The inner and outer radii of the OTG are 234.0) of interest for data analysis.) 12.2. I won't discuss it further.5mm) relative to the Grating Nodal system (AXAF-OTG-1. ZF ) is essentially identical to the LSI system de ned in this document.836. YT .4 Optical Bench Assembly system The OBA system 2] is 1 1 0 1 0 0 XA 60:336 XFP 28:5 XOBA C C = B YA B YOBA C = B YFP A A @ A @ @ ZA ZFP ZOBA (106) (TRW AXAF I system alignment plan). the SE30 2] de nition speci es the origin as the `desired aim point'. Presumably this is the on-orbit. The HETG dispersion direction is rotated 5 deg counterclockwise from YA viewed from XA = 0. ZG) has XG parallel to XH and YG. ZG parallel to YA. ZT ) to be identical with spacecraft coordinates.2. 0. ZT ) with somewhat di erent axis choice (+Z is the optical axis) and with origin at the focus.3 The Telescope Ensemble Coordinate System The document EQ7-002 Rev D. The OTG coordinates system (XG. but the document doesn't say. 4] describing the HRMA. YT .2. with their origin at the SIM/OBA 62 . YG. 12. de nes the Telescope Ensemble Coordinate System (XT .50 in (63.95 and 558. This system (AXAF-OTG-2.80 mm. while my LSI de nition speci cally selects a single nominal aim point for each instrument. SIM coordinates are de ned in the System Alignment Plan D17388.6 Project FPSI Coordinate System The Focal Plane Science Instruments coordinate system (XF .(reference 1]. However. The document IF1-20 OBS/SI ICD 1] de nes the Telescope Coordinate System (XT . 12. 0.0) is o set by 2. ZA XG = 0 is the side of the OTG closest to the focal plane. zero-g focus f0. METG is rotated the same amount clockwise. 12.2.2.5 OTG Coordinates (OTG-2. YF .7 SIM and ISIM coordinates ISIM coordinates are de ned in the OBS/SI ICD 1] with their origin at spacecraft coordinates (31.0.0) near the focus (and thus de ned only while the spacecraft is assembled).0) 12.

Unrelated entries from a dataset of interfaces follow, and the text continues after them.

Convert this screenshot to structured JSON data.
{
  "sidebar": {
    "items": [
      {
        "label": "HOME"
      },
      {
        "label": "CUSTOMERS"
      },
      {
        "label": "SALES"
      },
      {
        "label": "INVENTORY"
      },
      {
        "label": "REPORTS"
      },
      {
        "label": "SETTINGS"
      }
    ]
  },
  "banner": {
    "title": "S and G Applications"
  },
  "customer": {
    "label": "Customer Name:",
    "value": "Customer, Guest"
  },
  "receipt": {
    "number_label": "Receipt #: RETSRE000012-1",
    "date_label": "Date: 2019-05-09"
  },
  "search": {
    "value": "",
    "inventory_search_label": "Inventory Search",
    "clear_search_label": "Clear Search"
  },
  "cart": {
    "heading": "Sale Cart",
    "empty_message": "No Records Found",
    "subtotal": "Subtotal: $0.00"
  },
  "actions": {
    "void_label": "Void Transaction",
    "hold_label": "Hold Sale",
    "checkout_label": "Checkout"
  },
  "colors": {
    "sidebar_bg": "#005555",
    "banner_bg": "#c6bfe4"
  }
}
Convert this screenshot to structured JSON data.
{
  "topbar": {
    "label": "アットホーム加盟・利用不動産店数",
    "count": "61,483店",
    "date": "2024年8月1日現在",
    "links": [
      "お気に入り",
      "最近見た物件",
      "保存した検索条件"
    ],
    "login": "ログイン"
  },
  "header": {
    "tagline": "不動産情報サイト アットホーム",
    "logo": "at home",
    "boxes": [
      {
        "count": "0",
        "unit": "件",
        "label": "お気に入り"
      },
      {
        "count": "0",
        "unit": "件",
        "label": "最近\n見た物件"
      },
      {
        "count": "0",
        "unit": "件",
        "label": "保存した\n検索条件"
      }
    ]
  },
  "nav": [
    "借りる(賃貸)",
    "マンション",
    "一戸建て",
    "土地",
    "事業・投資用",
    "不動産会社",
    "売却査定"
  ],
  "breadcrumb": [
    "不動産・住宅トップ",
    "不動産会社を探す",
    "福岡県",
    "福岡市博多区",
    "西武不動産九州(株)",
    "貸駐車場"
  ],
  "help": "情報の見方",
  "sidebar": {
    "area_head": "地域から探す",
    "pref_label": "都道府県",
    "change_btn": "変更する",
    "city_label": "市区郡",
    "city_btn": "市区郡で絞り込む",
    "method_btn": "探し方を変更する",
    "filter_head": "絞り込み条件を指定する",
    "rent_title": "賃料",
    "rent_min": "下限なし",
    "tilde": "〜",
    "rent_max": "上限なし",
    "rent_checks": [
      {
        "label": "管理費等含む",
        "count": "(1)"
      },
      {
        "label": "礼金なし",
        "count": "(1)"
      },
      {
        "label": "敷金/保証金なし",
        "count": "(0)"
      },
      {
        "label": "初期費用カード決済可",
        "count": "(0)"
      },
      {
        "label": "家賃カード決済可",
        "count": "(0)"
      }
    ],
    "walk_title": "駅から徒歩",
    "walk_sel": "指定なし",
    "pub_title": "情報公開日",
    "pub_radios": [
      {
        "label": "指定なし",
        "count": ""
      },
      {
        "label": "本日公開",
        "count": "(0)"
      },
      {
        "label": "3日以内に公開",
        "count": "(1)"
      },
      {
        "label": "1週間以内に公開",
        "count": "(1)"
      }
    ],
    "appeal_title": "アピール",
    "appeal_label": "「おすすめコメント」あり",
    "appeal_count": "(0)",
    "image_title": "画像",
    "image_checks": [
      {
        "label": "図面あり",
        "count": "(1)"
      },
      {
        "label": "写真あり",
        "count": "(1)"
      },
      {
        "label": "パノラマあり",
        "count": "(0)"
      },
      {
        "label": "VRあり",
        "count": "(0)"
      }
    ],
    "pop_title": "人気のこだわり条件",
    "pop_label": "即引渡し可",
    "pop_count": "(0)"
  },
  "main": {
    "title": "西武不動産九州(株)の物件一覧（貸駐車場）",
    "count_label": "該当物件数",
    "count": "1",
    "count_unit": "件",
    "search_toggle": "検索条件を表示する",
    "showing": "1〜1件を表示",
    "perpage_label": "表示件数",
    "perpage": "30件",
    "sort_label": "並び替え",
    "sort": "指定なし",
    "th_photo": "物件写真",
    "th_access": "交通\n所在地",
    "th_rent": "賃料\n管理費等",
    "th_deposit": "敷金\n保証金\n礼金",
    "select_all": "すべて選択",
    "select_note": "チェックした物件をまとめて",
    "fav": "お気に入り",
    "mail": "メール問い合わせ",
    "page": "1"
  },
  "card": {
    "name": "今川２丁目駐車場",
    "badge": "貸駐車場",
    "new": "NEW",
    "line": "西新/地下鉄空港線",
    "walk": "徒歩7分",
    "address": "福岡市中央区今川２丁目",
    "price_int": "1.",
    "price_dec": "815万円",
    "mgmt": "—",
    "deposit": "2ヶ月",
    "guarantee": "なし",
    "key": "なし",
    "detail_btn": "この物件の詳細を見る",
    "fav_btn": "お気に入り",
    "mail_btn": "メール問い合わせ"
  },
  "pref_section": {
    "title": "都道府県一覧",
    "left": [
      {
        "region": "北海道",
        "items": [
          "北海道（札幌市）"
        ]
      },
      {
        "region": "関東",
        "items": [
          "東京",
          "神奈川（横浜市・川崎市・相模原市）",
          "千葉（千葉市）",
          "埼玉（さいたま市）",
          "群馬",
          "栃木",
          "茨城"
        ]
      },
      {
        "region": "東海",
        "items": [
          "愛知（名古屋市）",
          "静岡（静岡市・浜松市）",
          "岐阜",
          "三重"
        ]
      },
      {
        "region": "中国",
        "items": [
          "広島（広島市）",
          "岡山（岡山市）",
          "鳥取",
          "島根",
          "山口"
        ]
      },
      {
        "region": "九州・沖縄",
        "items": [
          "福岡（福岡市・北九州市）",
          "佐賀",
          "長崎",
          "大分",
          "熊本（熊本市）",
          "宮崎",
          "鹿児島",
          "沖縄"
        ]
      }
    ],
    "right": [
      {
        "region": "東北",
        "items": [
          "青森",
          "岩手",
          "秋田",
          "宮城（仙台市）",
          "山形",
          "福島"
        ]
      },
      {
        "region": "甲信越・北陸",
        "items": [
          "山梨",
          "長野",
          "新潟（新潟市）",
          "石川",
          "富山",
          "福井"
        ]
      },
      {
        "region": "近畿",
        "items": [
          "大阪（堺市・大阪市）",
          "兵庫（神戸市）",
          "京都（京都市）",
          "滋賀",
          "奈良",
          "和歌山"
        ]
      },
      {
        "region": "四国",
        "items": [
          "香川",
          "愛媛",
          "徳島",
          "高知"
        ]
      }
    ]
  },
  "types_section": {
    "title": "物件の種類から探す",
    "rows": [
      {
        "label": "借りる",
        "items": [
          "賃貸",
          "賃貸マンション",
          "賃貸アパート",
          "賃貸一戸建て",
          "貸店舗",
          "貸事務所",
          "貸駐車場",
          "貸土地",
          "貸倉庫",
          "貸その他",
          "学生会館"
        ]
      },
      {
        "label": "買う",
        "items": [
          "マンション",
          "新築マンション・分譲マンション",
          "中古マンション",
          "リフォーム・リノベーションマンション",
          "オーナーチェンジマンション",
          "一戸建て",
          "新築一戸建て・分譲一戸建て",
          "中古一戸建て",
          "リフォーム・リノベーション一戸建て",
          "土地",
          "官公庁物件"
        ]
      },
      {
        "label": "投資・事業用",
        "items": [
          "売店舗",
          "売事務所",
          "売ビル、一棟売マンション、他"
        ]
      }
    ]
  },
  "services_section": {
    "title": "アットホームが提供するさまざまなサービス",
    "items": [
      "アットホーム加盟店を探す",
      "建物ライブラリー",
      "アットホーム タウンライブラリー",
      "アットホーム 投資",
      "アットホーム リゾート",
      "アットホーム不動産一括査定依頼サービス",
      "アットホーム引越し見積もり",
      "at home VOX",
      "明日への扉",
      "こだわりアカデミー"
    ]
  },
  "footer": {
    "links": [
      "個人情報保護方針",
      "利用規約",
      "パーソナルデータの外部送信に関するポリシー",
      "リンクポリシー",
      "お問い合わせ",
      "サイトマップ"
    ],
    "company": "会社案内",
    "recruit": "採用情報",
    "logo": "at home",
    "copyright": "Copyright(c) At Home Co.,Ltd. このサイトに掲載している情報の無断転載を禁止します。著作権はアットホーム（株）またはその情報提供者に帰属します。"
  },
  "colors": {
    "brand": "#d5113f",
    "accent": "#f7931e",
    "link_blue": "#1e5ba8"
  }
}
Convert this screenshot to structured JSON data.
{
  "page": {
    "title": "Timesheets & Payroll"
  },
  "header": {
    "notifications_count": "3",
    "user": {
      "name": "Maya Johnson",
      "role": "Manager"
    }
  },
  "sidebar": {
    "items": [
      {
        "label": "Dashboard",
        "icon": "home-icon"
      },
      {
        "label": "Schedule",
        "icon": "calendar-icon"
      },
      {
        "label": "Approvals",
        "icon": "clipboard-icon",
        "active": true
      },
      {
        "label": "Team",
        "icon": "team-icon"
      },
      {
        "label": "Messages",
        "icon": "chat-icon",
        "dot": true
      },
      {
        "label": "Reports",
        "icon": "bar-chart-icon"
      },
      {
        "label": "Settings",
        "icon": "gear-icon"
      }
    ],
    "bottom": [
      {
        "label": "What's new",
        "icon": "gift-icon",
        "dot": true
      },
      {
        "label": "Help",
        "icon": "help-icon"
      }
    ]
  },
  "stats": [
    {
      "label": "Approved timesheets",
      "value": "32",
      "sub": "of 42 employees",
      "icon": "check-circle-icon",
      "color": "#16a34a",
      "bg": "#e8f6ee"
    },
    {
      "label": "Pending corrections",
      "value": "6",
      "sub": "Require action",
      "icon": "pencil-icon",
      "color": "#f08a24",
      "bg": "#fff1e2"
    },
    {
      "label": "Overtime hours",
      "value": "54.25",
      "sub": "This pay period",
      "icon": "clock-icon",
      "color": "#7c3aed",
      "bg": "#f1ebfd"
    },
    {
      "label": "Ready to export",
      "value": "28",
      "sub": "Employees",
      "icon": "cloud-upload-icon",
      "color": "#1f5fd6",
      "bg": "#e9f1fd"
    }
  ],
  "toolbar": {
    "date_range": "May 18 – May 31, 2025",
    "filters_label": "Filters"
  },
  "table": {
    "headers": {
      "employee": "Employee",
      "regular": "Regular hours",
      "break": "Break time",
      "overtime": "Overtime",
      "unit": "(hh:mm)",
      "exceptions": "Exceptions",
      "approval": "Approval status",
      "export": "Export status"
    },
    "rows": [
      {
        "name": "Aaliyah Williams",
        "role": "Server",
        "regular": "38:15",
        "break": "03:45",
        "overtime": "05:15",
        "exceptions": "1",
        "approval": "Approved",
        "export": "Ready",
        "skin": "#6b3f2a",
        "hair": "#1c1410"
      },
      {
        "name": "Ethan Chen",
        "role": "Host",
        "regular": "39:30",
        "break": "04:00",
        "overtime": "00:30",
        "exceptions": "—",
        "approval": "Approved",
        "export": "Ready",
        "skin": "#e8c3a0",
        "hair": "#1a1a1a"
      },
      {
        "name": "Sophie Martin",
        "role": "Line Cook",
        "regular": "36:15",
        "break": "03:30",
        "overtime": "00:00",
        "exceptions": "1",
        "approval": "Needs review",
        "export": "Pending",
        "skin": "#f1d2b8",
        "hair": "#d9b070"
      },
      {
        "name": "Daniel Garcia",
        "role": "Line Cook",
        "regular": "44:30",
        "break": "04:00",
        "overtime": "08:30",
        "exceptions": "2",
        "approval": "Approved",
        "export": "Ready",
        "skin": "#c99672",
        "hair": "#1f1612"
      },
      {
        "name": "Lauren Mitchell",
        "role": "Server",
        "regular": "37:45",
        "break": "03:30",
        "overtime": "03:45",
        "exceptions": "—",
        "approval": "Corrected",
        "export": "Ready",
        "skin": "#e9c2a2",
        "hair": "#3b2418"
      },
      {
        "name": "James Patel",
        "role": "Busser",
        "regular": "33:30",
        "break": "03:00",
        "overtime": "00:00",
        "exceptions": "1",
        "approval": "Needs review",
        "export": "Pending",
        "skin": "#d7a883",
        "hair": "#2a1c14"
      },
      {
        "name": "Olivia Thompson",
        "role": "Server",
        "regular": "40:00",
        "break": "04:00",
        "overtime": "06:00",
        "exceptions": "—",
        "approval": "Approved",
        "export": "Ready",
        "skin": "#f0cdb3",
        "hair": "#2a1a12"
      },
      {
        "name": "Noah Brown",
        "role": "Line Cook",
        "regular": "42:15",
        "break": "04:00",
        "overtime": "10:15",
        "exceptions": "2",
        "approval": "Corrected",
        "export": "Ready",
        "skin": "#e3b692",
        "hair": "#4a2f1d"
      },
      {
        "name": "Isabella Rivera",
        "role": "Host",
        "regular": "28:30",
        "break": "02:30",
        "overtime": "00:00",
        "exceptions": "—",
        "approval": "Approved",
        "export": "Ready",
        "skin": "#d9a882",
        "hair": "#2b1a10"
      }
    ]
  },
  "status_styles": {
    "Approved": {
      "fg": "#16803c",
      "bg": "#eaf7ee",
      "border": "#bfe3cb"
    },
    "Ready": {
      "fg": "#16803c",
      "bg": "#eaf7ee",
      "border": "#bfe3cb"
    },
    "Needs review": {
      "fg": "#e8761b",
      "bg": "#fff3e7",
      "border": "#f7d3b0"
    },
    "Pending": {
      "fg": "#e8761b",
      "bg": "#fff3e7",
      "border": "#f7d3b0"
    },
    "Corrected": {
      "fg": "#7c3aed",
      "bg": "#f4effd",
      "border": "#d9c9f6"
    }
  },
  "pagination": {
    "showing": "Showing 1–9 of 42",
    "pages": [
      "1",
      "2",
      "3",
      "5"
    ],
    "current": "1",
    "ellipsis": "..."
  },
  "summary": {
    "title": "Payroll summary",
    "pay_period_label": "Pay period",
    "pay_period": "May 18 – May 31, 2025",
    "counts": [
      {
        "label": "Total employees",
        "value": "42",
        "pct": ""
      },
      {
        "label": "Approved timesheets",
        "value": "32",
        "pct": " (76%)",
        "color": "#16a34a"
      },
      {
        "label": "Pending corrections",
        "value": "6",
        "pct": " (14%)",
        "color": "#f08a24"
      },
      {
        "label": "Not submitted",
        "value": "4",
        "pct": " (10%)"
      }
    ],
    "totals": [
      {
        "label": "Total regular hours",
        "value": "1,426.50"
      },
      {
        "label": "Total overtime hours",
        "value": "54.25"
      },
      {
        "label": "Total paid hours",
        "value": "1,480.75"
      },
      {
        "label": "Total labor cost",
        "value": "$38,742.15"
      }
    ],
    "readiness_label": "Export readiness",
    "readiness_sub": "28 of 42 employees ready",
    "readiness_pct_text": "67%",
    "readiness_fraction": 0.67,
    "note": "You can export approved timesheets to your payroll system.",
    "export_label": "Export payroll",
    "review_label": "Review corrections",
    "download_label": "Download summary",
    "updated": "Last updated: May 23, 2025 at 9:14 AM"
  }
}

YSIM .P.8 SAOSAC coordinates (HRMA-3. The origin of SAOSAC coordinates is at CAP Datum A. 1 0 31:836 C (XISIM . 2 Apr 1996. YA. Both are usually measured in inches. D17388. AXAF-I System Alignment Plan. 11 Jan 1996. I recommend use of the more generally de ned data analysis coordinate systems FP ( xed wrt the HRMA) and STF ( xed wrt the SIM) de ned below. D. YISIM .interface.2. 2] TRW SE30. SIM and OBA coordinates are identical after assembly. 63 . ZA) B 0 A @ 0 and 1 0 60:336 C: (XSIM . Huenemorder. YA. the Z-axis increases towards the SI along the FOA. Observatory to Science Instrument ICD. YOSAC .9 Summary of useful HRMA Cartesian systems 1 1 0 0 1 0 XN (A1) ZOSAC XH XH (H 0) XN C (108) C = B +XOSAC B YN C = B YH A A @ @ A @ YOSAC ZH ZN 1 0 (SCX SCX (H 0)) 25:4 C = B SCY 25:4 A @ SCZ 25:4 References 1] TRW IF1-20. ZA) B 0 A @ 0 The SAOSAC coordinate system (XOSAC . while the X and Y axes are in the aperture plane with the +Y axis vertical. ZSIM ) = (XA. 11 Jan 1996.1) 1 1 0 0 YN XOSAC C B YOSAC C = B ZN A A @ @ XN (A) XN ZOSAC (107) 12. which has nodal X-coordinate XN (DatumA) = 18:15. ZOSAC ) is slightly di erent again.2. ASC Memo. 3] AXAF Transmission Grating Di raction Coordinates. 12. at XRCF. ZISIM ) = (XA. In the SAOSAC system.

4] EQ7-002 Rev D. 64 .

0. 65 . Distances are in mm. showing the ight focal plane instruments to scale. Coordinate system is AXAF-STT-1.Figure 16: The AXAF SIM Translation Table.

φ θ XH H0 Figure 18: HRMA spherical coordinates HRMA equator el=0 XH H0 HRMA meridian az=0 Figure 19: HRMA source coordinates 66 . The SIM Transfer Table (STT) carrying the instruments moves along the ZSTF axis to select an instrument and along the XSTF axis to adjust focus.ZN Z STF H0 ACIS HRC XN X STF HRMA YN STT SIM Y STF Figure 17: HRMA Nodal and STF Coordinates showing the on-orbit con guration.

Default Configuration C0: HRMA. SI along FOA Z XRCF HRMA SI FAM S X XRCF H0 YXRCF Figure 20: XRCF Coordinates showing the general con guration with HRMA. DFC and LSI coordinate systems Z XRCF SIM Z LSI FAM HRMA ZH X SI LSI Y LSI Z DFC S0 X DFC XXRCF H0 Y XH H Y DFC YXRCF Figure 21: XRCF Coordinates showing the general con guration with HRMA and LSI coordinate systems 67 .

SCZ SCX X1 SCY ISIM/ OBA F A0 A1 H0 H1 OTG G Figure 22: Schematic of interesting points in the spacecraft 68 .